BRUSSELS (Reuters) – The European Union’s top diplomat warned Moscow on Tuesday it could face new sanctions over the jailing of Kremlin critic Alexei Navalny, describing the government of President Vladimir Putin as “merciless”, authoritarian and afraid of democracy.
Josep Borrell said his visit last Friday to Moscow had cemented his view that Russia wanted to break away from Europe and divide the West, in a speech marking the EU’s harshest criticism of Moscow since Russia’s 2014 annexation of Crimea.
“The Russian government is going down a worrisome authoritarian route,” said Borrell, who pleaded for Navalny’s release in Moscow and sought in vain to visit him in prison.
“There seems to be almost no room for the development of democratic alternatives … they are merciless in stifling any such attempts,” he told the European Parliament, saying that he believed the Kremlin saw democracy as an “existential threat”.
Borrell’s remarks suggested a hardening of EU attitudes to Russia, a big energy provider to Europe, after years of seeking better ties despite Western sanctions imposed in 2014.
“Russia seeks to divide us,” Borrell said.
Vladimir Dzhabarov, deputy chairman of Russia’s international affairs committee with the upper house of parliament, said Borrell’s statement should be deemed emotional amid the economic crisis and the novel coronavirus pandemic in Europe.
“For some reason, the European Union thinks that it can meddle in our internal affairs,” Dzhabarov said on state TV.
Russia is used to living under sanctions, Dzhabarov said, adding that Europe will be interested in cooperating with Russia to overcome its economic issues.

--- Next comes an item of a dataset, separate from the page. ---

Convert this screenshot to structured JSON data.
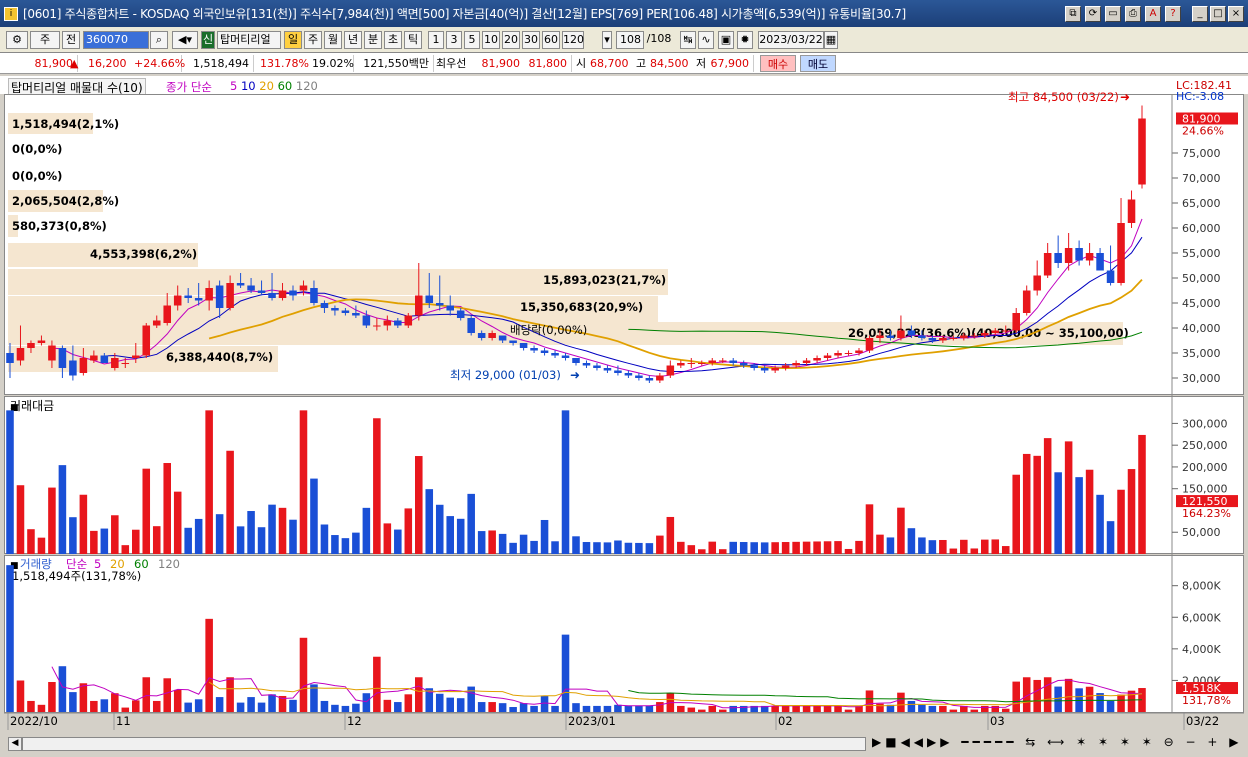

A spokesman for European Council President Charles Michel, who coordinates EU leaders, issued a statement in support of Borrell, accusing Moscow of an “aggressive stance” during his visit. “The EU will not be intimidated,” the spokesman said.
Navalny was arrested in January after returning to Russia for the first time since being poisoned last August in Siberia with what many Western countries said was a nerve agent.
Navalny blamed Putin for the attack but the Kremlin has dismissed the accusations and questioned whether the opposition politician was really poisoned. His arrest and imprisonment have caused big protests in Russia.
During Borrell’s talks with Russian Foreign Minister Sergei Lavrov, which Borrell described as heated, Moscow expelled three EU diplomats – representatives of Germany, Poland and Sweden – provoking tit-for-tat expulsions by Berlin, Warsaw and Stockholm.
Borrell said he had only learned about the expulsions from Russia via social media during his visit, which included a news conference in which Lavrov chided the EU as “an unreliable partner”.
Many EU lawmakers said the Kremlin had wanted to try to humiliate Borrell on Friday in Moscow to send a message that the West should stay out of Russian domestic affairs. At least 81 deputies have called for Borrell’s resignation.
Borrell said targeted sanctions were now an option for Russia, but it was up to EU states to decide next policy steps.
Two allies of Navalny, Vladimir Ashurkov and Leonid Volkov joined a video call with EU states and envoys from Britain, the United States, Canada and Ukraine to propose senior figures in business, political, judicial and security circles who could face sanctions, according to two Western diplomats who were on the call.
Moscow on Tuesday denounced the call as treachery.
The two Western diplomats declined to disclose names, but said Volkov and Ashurkov told the call that sanctions should target the assets and freedom to travel of those affected. The aim would be to weaken those who have amassed fortunes and influence while ordinary Russians struggle to make ends meet.
RIA news agency quoted Russian foreign ministry spokeswoman Maria Zakharova as saying Navalny’s allies had received instructions on how to disrupt Russian politics during Monday’s video call. She described members of Navalny’s Anti-Corruption Foundation as “agents of influence” acting on behalf of the NATO military alliance.
Additional reporting by Anton Kolodyazhnyy in Moscow; editing by Timothy Heritage, Kevin Liffey and Grant McCool
Our Standards: The Thomson Reuters Trust Principles.